» MATERIAL PROVIDED

============

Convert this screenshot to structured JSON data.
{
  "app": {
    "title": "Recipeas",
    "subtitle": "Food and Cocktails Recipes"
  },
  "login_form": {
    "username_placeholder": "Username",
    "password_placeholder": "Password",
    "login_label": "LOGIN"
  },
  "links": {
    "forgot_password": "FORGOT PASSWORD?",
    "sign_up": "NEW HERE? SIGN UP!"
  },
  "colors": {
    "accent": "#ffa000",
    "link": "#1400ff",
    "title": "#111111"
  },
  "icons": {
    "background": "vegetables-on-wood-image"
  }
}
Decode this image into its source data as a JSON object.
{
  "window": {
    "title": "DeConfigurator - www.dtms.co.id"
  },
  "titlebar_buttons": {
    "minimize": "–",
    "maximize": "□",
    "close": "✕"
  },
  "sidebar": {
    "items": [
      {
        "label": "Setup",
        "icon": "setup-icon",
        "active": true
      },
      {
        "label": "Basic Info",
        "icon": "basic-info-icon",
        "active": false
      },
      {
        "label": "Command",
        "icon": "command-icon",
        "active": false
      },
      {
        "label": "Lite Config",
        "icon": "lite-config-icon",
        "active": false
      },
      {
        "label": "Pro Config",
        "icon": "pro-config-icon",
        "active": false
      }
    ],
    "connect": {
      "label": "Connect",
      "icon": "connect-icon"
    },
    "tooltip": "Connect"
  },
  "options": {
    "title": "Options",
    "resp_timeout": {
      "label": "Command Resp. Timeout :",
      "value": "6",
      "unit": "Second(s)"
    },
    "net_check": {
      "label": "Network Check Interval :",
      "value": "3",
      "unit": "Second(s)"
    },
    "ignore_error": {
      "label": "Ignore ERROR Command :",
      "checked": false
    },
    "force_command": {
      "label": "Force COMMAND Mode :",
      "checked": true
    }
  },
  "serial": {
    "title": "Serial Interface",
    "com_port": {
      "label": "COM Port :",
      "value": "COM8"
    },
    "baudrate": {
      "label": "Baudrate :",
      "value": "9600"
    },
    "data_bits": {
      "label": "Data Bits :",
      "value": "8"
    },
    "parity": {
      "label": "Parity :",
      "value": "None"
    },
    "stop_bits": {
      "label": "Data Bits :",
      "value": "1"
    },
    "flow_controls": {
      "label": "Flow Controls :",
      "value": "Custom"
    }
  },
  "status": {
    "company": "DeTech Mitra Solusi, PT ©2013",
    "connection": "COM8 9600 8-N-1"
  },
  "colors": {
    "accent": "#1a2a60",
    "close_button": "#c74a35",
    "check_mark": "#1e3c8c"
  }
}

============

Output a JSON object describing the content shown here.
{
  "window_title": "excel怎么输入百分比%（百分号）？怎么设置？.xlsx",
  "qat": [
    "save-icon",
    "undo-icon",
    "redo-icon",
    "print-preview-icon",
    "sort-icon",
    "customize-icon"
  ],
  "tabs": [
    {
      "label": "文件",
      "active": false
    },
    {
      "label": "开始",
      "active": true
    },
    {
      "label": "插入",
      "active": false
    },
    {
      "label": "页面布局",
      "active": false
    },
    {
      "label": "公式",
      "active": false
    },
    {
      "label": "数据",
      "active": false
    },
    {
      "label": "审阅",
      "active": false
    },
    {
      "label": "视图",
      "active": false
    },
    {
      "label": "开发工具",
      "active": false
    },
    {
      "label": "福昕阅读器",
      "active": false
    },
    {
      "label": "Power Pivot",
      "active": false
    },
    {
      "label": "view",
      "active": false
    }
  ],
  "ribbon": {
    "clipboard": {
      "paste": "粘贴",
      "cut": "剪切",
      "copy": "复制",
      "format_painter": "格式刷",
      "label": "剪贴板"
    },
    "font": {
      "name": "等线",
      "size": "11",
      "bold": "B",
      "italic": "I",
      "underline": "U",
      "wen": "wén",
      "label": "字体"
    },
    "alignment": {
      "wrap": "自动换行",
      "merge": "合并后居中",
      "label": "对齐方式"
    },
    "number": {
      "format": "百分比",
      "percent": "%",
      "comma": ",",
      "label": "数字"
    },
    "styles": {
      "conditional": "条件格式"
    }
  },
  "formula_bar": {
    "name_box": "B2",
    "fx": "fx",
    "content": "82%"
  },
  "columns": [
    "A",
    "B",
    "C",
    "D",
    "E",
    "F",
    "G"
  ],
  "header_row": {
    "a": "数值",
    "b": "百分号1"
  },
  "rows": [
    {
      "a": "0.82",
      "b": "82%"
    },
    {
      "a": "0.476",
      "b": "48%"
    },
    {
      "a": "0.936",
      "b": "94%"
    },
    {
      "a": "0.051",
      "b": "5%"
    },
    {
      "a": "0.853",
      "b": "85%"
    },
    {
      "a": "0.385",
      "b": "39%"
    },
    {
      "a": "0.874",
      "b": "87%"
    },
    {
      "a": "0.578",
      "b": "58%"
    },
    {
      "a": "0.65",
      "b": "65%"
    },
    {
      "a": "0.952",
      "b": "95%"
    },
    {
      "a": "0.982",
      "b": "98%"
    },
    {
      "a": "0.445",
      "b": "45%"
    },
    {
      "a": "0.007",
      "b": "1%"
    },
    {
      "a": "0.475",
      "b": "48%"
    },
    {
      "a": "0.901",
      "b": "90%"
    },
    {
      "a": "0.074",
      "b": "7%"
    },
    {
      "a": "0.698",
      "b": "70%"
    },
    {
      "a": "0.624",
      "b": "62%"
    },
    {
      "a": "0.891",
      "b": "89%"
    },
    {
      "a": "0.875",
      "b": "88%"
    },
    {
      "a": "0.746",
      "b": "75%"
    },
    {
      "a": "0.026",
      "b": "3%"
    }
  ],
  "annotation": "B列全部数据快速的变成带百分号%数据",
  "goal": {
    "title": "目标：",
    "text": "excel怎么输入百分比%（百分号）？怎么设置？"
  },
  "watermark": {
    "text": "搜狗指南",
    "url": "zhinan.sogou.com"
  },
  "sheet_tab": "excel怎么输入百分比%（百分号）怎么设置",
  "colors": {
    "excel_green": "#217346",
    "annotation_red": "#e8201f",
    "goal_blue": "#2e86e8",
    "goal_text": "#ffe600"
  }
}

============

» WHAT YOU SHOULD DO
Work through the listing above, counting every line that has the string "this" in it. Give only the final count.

» YOUR SOLUTION
2